    TL;DR: I'm a senior who appreciates the academic/social/personal crucible that is Columbia, and although I'm certain that I would have enjoyed most other schools more, I don't fully regret coming here (as I don't think that undergrad should be the landlocked analog to the booze cruise). I think that in the long run I'll be better for it.

    • CC '14

      Dear CC '13:

      Your comment made me feel sane again.

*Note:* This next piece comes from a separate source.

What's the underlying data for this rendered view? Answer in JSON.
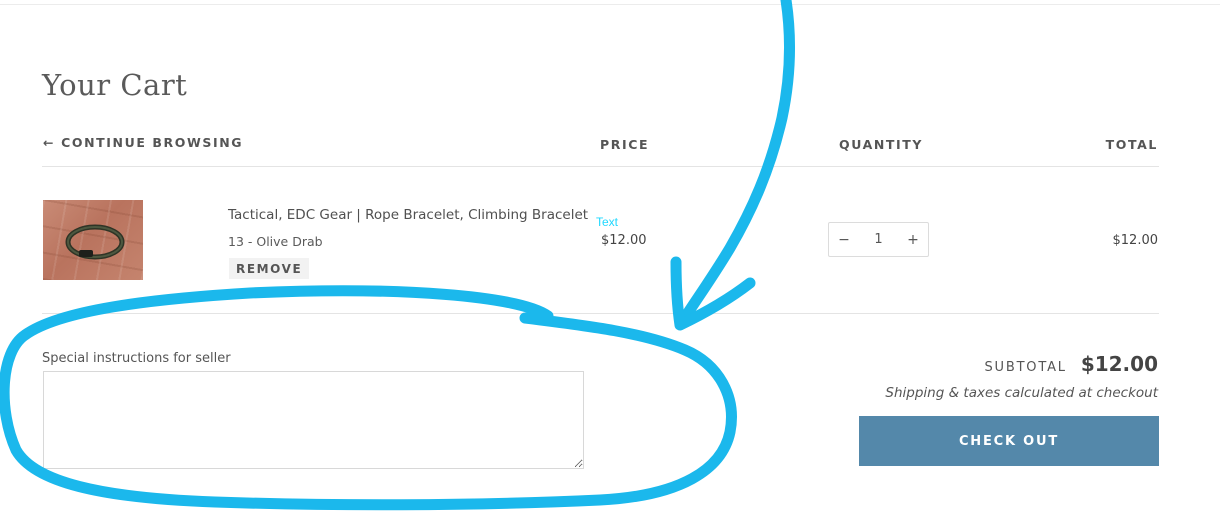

Whoever you are, I am glad that you are my classmate.

      CC '14

    • Anonymous  

      "maybe it's just an immutable fact that they have to comport themselves like managers at a car rental franchise."

      i stood up and applauded at my computer when i read this line. it was a little weird because i was in the ref room, but YOU'RE WORTH IT, OP

    • Anonymous

      I want to chime in as a Barnard senior who feels the same.
      -losing friends to /almost having to graduate early from the part-time enrollment change, and dealing with the administration's bullshit response to that
      -losing housing as a return students
      -having friends whose rooms got converted into doubles with random roommates they hated and/or assigned male roommates in a suite they picked to be single-sex
      -multiple friends who keep getting sick on the meal plan (including friends with allergies who simply don't feel comfortable with any accommodations and don't want to be on the fucking meal plan)
      -multiple people I know who can't get disability support because their doctor won't put them through the tests for disabilities (e.g., migraines) that they've been diagnosed with already
      -closing the pool, which tons of students used expressly for destressing
      -quietly cutting the number of free psych appointments down ("because people weren't using all of them" would indicate they *wouldn't* need to cut them down, wouldn't it?)
      -(almost) the flier policy where you couldn't even promote your event without being "approved" by the administration

  3. Anonymous

    yo when are senior wisdoms

  4. cc15  

    "I started seeing the major fault in the initiative–a common theme at Columbia–that the people we were supposed to be getting help from had no idea what we were talking about. "

    Perhaps the most insightful statement regarding Columbia admin that I've ever seen.

  5. Come on Bwog  

    Did you REALLY have to tag HIMYM in this?

  6. asdf  

    How did I miss all this discontent when I was deciding where to go to college?

  7. CC '14  

    I think I decided to become a consultant because I couldn't relate to my clients, but felt like I had great ideas that would ultimately never be implemented.

    That would be a generous evaluation of this initiative.

© 2006-2015 Blue and White Publishing Inc.